* **What you have to do**:
Go through the data below and copy each line where the word "JSON" occurs.

-- Material shown follows --

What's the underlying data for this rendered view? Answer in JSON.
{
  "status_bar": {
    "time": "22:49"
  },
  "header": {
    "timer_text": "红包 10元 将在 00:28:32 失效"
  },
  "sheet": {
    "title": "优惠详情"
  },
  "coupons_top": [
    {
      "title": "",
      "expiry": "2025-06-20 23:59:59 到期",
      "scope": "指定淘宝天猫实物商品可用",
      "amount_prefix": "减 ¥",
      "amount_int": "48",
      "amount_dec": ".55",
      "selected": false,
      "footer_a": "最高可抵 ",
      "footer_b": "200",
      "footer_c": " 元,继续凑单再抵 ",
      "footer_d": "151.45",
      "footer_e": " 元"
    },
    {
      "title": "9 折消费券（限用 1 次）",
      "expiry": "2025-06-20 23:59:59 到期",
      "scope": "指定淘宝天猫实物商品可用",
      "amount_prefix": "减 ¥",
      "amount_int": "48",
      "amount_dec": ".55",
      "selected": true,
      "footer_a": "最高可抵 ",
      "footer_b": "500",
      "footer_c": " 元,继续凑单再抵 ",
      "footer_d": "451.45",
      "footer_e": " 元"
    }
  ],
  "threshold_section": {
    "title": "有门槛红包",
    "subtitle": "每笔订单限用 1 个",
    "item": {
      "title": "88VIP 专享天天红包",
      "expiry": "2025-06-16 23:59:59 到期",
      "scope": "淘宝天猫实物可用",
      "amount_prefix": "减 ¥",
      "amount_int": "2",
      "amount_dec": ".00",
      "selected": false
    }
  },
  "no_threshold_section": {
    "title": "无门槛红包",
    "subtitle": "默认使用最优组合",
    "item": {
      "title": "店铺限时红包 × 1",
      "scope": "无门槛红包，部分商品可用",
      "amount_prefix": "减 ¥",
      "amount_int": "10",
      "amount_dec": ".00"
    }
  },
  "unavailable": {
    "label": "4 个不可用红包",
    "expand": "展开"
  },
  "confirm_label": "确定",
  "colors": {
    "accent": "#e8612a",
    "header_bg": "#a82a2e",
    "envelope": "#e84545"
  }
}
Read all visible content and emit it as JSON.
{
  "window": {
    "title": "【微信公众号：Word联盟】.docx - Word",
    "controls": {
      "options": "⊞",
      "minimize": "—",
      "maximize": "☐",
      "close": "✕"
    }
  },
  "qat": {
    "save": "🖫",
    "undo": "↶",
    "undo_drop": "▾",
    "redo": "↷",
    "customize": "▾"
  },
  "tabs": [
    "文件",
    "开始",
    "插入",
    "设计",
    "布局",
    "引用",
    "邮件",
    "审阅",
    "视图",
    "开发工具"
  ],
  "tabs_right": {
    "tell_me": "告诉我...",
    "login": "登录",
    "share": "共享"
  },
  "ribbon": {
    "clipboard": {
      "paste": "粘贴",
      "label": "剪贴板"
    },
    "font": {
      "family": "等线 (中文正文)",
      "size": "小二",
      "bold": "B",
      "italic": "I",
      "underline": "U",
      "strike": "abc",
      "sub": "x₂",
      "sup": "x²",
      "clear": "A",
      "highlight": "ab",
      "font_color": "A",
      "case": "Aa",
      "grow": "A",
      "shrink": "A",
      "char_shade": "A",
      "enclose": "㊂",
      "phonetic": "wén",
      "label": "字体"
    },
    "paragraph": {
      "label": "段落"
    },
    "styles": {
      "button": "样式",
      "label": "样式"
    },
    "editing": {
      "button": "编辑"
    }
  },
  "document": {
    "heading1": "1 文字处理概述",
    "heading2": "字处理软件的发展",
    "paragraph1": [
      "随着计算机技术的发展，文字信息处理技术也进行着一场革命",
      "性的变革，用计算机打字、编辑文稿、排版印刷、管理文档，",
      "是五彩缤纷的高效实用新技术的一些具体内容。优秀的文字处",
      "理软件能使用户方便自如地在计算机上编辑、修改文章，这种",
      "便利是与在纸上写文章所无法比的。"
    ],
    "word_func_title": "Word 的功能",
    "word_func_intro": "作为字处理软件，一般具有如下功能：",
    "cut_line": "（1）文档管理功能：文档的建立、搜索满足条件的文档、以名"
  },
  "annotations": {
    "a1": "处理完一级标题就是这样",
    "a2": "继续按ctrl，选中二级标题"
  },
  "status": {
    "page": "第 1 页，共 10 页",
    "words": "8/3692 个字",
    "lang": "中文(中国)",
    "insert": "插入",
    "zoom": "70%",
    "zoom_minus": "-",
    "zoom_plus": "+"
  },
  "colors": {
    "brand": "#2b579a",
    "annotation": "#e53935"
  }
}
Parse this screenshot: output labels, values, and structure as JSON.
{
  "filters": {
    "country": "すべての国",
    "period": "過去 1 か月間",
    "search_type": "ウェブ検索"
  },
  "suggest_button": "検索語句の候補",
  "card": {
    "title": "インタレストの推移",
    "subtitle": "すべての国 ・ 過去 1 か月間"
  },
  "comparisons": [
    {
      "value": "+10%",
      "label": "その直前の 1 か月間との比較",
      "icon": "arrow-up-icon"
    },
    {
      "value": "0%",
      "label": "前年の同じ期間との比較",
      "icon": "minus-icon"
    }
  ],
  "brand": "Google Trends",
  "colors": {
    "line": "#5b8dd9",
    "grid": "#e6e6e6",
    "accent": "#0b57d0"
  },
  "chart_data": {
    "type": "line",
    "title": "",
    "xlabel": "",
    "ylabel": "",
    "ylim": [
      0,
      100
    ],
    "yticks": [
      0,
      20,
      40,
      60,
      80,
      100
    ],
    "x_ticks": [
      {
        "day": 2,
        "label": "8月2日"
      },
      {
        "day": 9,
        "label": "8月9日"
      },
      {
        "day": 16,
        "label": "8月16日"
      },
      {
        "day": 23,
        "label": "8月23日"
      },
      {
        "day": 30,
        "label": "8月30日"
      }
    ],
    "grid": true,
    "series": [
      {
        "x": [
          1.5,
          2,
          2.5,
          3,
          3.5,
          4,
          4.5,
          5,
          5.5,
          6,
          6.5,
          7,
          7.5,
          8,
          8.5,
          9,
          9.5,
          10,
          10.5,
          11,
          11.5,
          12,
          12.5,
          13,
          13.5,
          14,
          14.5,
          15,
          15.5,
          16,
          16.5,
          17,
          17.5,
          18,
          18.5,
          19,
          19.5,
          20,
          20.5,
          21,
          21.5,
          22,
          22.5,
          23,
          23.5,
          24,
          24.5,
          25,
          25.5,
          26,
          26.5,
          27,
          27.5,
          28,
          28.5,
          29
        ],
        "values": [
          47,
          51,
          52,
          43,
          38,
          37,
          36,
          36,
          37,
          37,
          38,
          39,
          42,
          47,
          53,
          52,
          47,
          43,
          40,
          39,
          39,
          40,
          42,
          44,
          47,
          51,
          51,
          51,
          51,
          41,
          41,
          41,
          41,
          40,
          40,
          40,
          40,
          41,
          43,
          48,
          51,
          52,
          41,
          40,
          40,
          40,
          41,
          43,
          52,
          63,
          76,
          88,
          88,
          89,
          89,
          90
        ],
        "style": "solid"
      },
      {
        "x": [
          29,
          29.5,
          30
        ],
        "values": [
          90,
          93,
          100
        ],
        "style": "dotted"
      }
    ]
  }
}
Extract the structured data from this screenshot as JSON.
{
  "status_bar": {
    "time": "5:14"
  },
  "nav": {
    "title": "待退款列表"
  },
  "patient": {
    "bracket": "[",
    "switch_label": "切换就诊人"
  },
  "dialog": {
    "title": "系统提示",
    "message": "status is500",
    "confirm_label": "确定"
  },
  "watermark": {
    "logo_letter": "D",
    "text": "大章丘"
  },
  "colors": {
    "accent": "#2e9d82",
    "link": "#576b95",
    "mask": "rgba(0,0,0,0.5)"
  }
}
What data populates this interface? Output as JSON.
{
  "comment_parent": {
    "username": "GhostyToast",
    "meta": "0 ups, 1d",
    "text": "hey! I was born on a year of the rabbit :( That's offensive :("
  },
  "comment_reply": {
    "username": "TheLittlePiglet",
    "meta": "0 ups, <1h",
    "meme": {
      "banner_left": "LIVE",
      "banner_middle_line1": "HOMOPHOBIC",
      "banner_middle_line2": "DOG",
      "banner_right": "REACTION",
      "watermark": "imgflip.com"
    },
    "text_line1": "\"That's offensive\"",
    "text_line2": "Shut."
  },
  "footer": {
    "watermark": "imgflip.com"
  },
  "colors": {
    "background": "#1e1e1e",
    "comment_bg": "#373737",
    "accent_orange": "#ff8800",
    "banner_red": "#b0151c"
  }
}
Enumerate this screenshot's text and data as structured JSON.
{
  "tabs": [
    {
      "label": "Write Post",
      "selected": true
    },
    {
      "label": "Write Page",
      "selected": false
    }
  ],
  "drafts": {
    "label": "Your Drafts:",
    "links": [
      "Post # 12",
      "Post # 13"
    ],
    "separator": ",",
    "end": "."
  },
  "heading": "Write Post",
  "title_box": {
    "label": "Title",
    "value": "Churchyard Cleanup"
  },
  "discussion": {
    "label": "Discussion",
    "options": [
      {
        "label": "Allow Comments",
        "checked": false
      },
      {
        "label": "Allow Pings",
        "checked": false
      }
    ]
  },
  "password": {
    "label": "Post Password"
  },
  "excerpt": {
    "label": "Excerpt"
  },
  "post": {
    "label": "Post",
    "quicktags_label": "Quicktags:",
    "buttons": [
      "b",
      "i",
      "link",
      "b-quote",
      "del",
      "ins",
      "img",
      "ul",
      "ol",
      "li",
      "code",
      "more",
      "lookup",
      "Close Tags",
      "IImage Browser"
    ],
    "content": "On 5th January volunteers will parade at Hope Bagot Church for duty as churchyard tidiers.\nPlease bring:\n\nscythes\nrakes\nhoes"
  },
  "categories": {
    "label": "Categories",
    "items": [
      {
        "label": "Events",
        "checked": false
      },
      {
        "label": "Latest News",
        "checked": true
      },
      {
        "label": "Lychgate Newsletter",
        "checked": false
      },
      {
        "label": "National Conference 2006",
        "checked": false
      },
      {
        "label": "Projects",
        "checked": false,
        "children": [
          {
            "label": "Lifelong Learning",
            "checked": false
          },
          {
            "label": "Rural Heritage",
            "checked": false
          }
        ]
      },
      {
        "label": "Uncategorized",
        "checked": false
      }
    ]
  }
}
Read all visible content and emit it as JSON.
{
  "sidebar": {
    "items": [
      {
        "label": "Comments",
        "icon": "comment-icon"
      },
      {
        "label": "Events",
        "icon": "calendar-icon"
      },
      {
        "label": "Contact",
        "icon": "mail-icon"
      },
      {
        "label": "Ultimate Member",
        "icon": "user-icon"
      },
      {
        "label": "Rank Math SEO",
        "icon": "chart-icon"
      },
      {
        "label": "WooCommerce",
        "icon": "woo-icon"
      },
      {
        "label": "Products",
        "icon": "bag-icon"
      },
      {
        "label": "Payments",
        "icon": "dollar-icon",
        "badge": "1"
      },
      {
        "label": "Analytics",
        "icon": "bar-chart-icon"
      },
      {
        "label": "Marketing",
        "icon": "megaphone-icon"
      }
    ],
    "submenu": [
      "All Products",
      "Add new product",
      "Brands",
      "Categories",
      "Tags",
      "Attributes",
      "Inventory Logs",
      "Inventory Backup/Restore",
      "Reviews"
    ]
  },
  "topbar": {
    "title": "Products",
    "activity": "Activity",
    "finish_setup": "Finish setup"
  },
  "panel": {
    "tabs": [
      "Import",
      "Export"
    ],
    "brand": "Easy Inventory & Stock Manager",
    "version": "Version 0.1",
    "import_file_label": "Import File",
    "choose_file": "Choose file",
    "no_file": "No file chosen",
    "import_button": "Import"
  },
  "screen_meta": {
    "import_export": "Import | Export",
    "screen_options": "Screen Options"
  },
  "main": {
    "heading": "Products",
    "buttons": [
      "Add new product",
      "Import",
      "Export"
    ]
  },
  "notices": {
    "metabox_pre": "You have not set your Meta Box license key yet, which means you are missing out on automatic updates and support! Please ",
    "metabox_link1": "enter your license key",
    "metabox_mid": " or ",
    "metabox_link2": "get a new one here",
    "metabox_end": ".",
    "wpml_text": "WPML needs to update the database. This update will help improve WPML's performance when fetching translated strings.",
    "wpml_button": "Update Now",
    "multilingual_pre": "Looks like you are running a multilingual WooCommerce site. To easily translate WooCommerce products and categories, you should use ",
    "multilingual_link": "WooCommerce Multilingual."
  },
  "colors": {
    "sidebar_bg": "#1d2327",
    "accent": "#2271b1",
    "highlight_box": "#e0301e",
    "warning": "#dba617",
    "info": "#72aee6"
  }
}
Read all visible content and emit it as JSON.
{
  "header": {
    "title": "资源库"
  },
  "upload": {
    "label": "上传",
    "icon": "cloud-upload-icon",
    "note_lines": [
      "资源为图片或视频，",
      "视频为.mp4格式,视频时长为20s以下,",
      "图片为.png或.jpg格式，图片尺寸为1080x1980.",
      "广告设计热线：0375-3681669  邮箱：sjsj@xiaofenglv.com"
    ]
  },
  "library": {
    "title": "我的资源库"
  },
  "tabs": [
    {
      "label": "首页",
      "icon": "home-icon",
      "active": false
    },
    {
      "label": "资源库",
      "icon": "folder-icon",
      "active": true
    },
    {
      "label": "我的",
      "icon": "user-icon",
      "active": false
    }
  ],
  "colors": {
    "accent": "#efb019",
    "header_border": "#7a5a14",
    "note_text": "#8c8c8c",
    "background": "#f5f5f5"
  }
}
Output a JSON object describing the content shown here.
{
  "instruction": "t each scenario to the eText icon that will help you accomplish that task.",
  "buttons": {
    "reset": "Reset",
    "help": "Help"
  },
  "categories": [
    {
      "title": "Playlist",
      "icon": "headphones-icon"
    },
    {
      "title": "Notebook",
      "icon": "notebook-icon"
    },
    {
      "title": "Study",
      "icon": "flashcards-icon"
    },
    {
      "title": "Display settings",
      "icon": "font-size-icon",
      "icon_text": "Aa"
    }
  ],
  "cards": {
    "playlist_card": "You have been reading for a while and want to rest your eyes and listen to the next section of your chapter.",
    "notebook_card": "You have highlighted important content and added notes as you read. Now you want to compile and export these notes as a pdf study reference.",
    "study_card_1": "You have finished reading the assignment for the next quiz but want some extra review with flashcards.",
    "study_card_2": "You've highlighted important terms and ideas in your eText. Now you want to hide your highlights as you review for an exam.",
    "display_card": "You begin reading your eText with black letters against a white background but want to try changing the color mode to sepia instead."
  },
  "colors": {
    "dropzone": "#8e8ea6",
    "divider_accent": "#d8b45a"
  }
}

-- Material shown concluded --

* **Response to this task**:
What's the underlying data for this rendered view? Answer in JSON.
Read all visible content and emit it as JSON.
Parse this screenshot: output labels, values, and structure as JSON.
Extract the structured data from this screenshot as JSON.
What data populates this interface? Output as JSON.
Enumerate this screenshot's text and data as structured JSON.
Read all visible content and emit it as JSON.
Read all visible content and emit it as JSON.
Output a JSON object describing the content shown here.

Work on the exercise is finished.